Leopard: Greece (331 BC)
After this I beheld, and lo another, like a leopard, which had upon the back of it four wings of a fowl; the beast had also four heads; and dominion was given to it. [Daniel 7:6]
Due to the subdivision of the Greek empire into four after the death of Alexander the Great, this leopard has four heads and four wings.
Hippolytus understood these symbols, as he explained in the second century:
In speaking of a ‘lioness from the sea,’ he meant the rising of the kingdom of Babylon, and that this was the ‘golden head of the image.’ And in speaking of its ‘eagle wings,’ he meant that king Nebuchadnezzar was exalted and that his glory was lifted up against God. Then he says ‘its wings were plucked off,’ i.e., that his glory was destroyed; for he was driven out of his kingdom. And the words, ‘A man’s heart was given it, and it was made stand upon the feet of a man,’ meant that he came to himself again, and recognized that he was but a man, and gave the glory to God. Then after the lioness he sees a second beast, ‘like a bear,’ which signified the Persians. For after the Babylonians the Persians obtained the power. And in saying that ‘it had three ribs in its mouth,’ he pointed to the three nations, Persians, Medes, and Babylonians, which were expressed in the image by the silver after the gold. Then comes the third beast, ‘a leopard,’ which means the Greeks; for after the Persians, Alexander of Macedon had the power, when Darius was overthrown, which was also indicated by the brass in the image. And in saying that the beast ‘had four wings of a fowl, and four heads,’ he showed most clearly how the kingdom of Alexander was parted into four divisions. For in speaking of four heads, he meant the four kings that arose out of it. For Alexander, when dying, divided his kingdom into four parts. [Ante-Nicene Fathers, Vol. 5]
Terror: Rome (168 BC to 476 AD)
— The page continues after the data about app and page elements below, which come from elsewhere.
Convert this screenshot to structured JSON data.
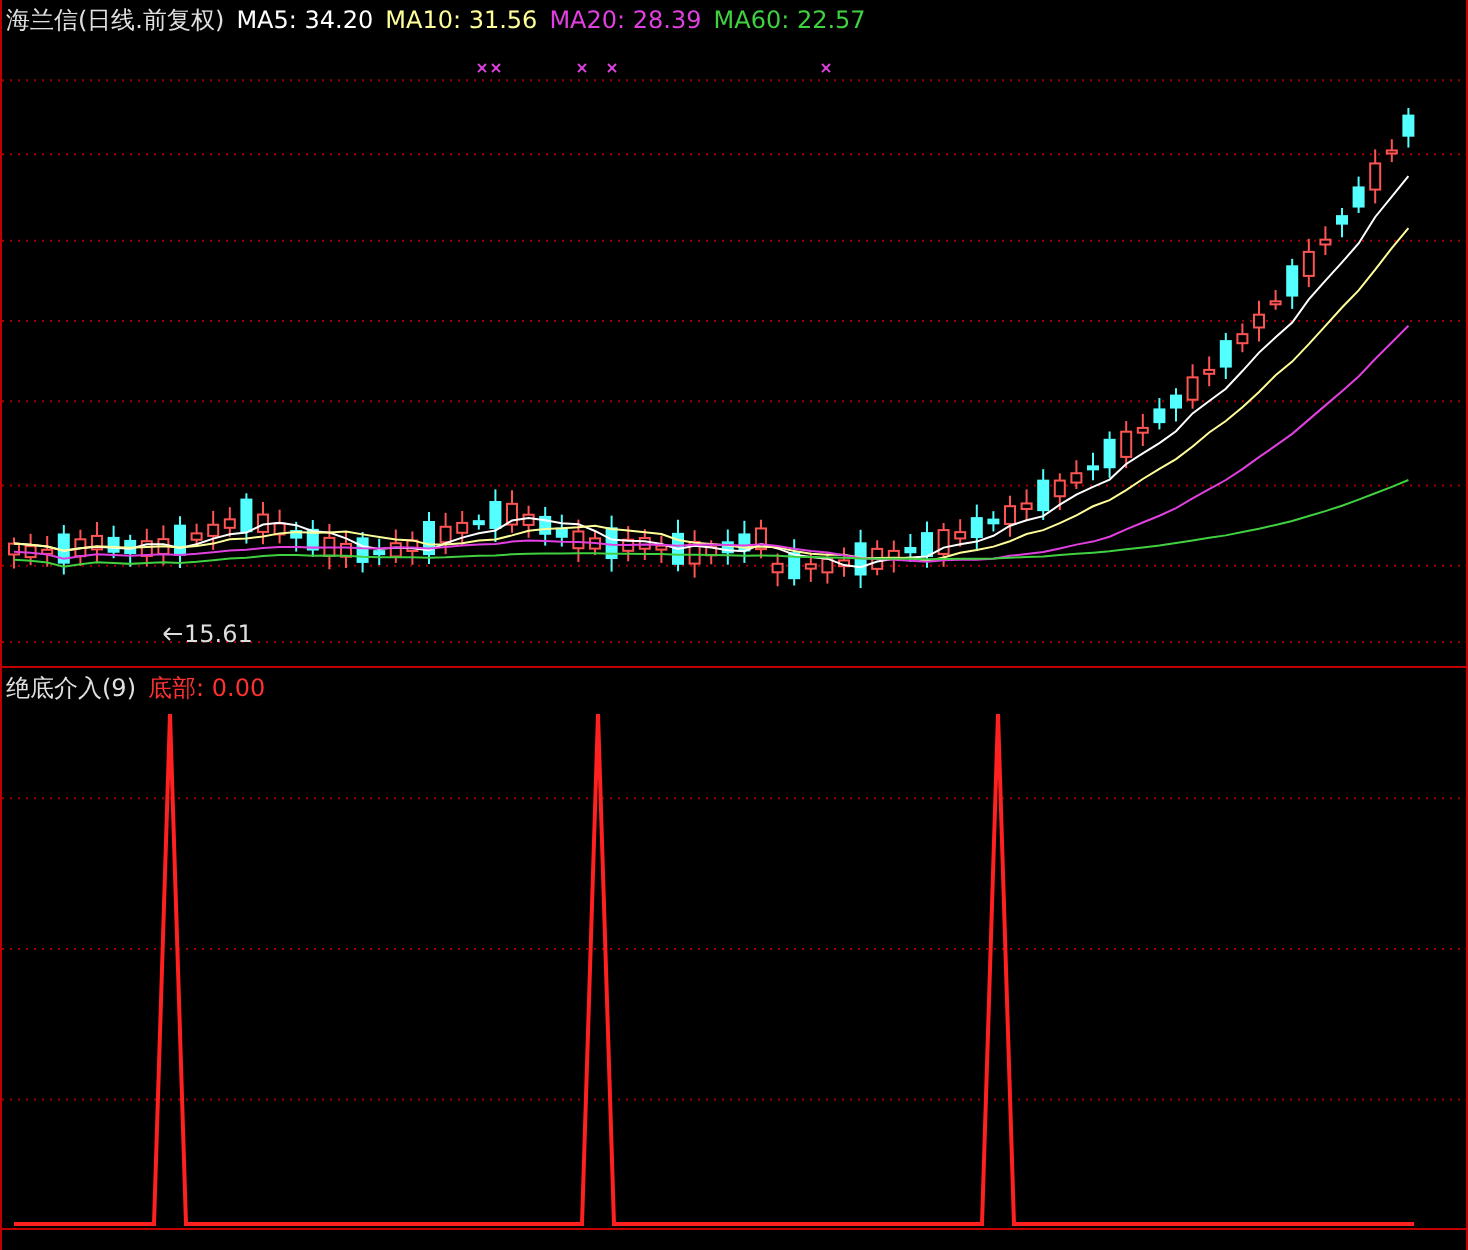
{
  "main_pane": {
    "title": "海兰信(日线.前复权)",
    "moving_averages": [
      {
        "label": "MA5:",
        "value": "34.20",
        "color": "#ffffff"
      },
      {
        "label": "MA10:",
        "value": "31.56",
        "color": "#ffff99"
      },
      {
        "label": "MA20:",
        "value": "28.39",
        "color": "#e040e0"
      },
      {
        "label": "MA60:",
        "value": "22.57",
        "color": "#40d040"
      }
    ],
    "low_marker": "15.61"
  },
  "indicator_pane": {
    "title": "绝底介入(9)",
    "label": "底部:",
    "value": "0.00"
  }
}
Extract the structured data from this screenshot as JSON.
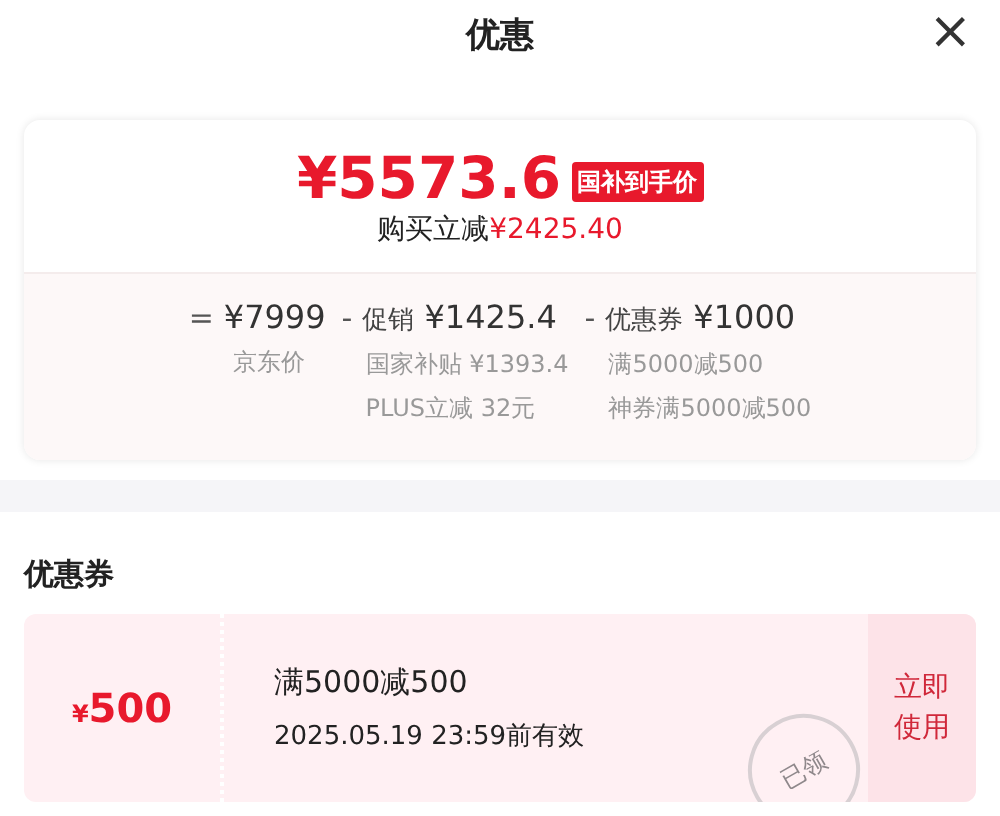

After this I saw in the night visions, and behold a fourth beast, dreadful and terrible, and strong exceedingly; and it had great iron teeth: it devoured and brake in pieces, and stamped the residue with the feet of it: and it was diverse from all the beasts that were before it; and it had ten horns. [Daniel 7:7]
Hippolytus lived under the rule of this kingdom when he wrote:
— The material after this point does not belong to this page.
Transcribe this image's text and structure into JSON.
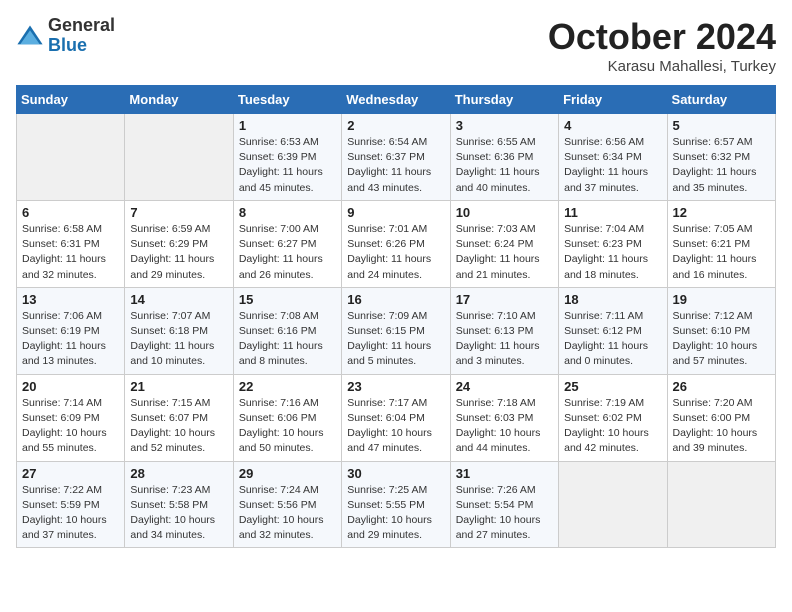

The fourth beast (was) dreadful and terrible: it had iron teeth, and claws of brass. Who, then, are meant by this but the Romans, whose kingdom, the kingdom that still stands, is expressed by the iron? for, says he, its legs are of iron. [Ante-Nicene Fathers, Vol. 5]
After this, then, what remains, beloved, but the toes of the feet of the image, in which part shall be of iron and part of clay mixed together? By the toes of the feet he meant, mystically, the ten kings that rise out of that kingdom. As Daniel says, “I considered the beast; and, lo, (there were) ten horns behind, among which shall come up another little horn springing from them;” by which none other is meant than the antichrist that is to rise… As these things, then, are destined to come to pass, and as the toes of the image turn out to be democracies, and the ten horns of the beast are distributed among ten kings, let us look at what is before us more carefully, and scan it, as it were, with open eye. The golden head of the image is identical with the lioness, by which the Babylonians were represented. The golden shoulders and the arms of silver are the same with the bear, by which the Persians and Medes are meant. The belly and thighs of brass are the leopard,by which the Greeks who ruled from Alexander onwards are intended. The legs of iron are the dreadful and terrible beast, by which the Romans who hold the empire now are meant. The toes of clay and iron are the ten horns which are to be. The one other little horn springing up in their midst is the antichrist. The stone that smites the image and breaks it in pieces, and that filled the whole earth, is Christ, who comes from heaven and brings judgment on the world. [Ante-Nicene Fathers, Vol. 5]
Hippolytus knew the Roman beast would be divided into ten. He also identified the little horn, which shall come up among the ten, with antichrist.